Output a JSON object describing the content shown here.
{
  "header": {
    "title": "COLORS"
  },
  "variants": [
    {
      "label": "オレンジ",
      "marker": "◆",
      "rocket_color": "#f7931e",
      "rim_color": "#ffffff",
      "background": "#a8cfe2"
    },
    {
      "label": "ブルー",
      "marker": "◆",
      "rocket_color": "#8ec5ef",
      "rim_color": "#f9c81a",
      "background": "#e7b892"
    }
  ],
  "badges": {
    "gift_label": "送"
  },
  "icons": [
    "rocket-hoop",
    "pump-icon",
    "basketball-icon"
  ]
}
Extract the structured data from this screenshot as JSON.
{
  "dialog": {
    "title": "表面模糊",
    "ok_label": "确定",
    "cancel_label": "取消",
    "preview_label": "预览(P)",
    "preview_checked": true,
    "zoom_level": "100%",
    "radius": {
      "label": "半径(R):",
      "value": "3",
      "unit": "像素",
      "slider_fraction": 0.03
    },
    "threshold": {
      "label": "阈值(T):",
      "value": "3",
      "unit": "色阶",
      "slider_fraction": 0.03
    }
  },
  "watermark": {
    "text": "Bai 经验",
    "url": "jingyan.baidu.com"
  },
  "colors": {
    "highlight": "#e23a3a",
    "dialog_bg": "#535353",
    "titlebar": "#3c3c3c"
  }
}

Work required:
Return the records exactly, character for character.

Answer section:
Output a JSON object describing the content shown here.
{
  "header": {
    "title": "COLORS"
  },
  "variants": [
    {
      "label": "オレンジ",
      "marker": "◆",
      "rocket_color": "#f7931e",
      "rim_color": "#ffffff",
      "background": "#a8cfe2"
    },
    {
      "label": "ブルー",
      "marker": "◆",
      "rocket_color": "#8ec5ef",
      "rim_color": "#f9c81a",
      "background": "#e7b892"
    }
  ],
  "badges": {
    "gift_label": "送"
  },
  "icons": [
    "rocket-hoop",
    "pump-icon",
    "basketball-icon"
  ]
}
Extract the structured data from this screenshot as JSON.
{
  "dialog": {
    "title": "表面模糊",
    "ok_label": "确定",
    "cancel_label": "取消",
    "preview_label": "预览(P)",
    "preview_checked": true,
    "zoom_level": "100%",
    "radius": {
      "label": "半径(R):",
      "value": "3",
      "unit": "像素",
      "slider_fraction": 0.03
    },
    "threshold": {
      "label": "阈值(T):",
      "value": "3",
      "unit": "色阶",
      "slider_fraction": 0.03
    }
  },
  "watermark": {
    "text": "Bai 经验",
    "url": "jingyan.baidu.com"
  },
  "colors": {
    "highlight": "#e23a3a",
    "dialog_bg": "#535353",
    "titlebar": "#3c3c3c"
  }
}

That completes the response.